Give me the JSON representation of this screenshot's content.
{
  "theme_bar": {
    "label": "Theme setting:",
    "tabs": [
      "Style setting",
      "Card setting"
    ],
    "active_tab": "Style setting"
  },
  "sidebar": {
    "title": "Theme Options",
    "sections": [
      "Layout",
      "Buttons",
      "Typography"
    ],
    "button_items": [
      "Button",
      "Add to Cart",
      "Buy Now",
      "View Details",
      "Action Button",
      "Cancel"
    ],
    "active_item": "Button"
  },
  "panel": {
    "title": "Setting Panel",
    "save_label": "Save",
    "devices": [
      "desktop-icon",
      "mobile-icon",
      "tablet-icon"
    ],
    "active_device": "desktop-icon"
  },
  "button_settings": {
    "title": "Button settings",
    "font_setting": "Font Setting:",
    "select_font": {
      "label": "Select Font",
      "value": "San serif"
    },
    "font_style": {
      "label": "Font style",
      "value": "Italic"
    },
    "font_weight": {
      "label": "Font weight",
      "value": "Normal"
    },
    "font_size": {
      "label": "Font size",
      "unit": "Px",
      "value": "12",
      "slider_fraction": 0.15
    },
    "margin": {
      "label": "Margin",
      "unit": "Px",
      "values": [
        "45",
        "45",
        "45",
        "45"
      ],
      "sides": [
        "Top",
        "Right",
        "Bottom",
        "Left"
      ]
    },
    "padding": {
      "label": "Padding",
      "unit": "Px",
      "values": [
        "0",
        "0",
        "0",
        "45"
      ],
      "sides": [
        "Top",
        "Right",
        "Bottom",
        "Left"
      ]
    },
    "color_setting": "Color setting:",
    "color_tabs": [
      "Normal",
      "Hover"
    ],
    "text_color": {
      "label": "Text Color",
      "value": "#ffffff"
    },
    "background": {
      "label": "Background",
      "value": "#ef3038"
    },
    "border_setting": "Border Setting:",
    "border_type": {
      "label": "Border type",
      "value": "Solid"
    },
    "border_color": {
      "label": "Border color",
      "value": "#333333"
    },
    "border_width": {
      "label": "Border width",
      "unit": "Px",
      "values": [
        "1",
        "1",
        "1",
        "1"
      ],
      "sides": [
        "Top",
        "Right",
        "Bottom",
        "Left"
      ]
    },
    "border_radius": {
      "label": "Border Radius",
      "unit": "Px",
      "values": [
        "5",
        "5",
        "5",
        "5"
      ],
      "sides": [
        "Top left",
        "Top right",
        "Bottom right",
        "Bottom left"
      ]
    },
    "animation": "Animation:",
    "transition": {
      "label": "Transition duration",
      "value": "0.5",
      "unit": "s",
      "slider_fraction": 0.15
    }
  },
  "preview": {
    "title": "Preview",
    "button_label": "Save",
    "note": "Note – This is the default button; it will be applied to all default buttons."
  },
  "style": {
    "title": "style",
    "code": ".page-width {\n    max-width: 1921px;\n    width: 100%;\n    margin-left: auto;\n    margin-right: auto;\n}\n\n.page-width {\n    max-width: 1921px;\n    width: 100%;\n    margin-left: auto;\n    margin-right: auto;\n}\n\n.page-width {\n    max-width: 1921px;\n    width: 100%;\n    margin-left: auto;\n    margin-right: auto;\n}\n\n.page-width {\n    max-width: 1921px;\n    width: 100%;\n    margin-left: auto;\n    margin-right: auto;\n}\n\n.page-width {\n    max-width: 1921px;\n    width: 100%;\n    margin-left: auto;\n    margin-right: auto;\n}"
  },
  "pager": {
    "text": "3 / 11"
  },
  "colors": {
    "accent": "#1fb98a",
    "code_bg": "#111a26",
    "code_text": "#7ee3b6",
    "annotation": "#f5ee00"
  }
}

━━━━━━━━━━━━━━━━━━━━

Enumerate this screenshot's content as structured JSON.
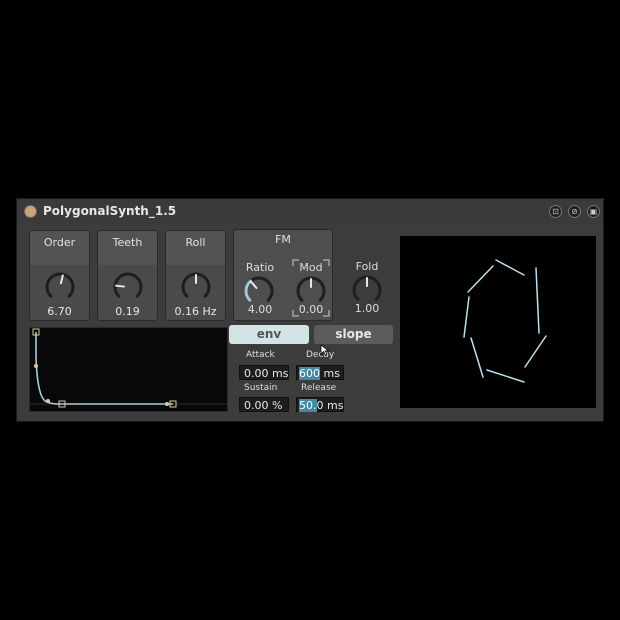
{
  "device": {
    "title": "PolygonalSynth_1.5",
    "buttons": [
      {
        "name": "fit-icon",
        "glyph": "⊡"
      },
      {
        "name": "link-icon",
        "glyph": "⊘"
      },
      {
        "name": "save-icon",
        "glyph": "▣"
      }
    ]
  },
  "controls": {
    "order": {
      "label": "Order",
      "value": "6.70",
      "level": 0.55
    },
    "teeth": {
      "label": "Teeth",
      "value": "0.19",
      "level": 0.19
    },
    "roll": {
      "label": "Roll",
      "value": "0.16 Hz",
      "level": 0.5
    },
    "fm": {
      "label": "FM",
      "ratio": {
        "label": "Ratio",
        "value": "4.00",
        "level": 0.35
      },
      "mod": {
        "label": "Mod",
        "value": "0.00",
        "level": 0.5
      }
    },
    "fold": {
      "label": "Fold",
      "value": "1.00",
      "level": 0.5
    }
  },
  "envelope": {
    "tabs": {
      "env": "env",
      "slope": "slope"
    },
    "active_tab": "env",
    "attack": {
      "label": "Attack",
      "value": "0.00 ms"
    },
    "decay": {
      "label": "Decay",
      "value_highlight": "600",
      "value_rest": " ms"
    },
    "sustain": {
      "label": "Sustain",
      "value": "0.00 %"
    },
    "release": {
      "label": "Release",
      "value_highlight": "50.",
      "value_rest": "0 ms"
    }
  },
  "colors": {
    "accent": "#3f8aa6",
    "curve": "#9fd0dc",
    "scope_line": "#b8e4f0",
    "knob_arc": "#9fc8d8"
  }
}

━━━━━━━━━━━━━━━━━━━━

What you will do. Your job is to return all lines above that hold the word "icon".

Answer to the exercise.
      "desktop-icon",
      "mobile-icon",
      "tablet-icon"
    "active_device": "desktop-icon"
        "name": "fit-icon",
        "name": "link-icon",
        "name": "save-icon",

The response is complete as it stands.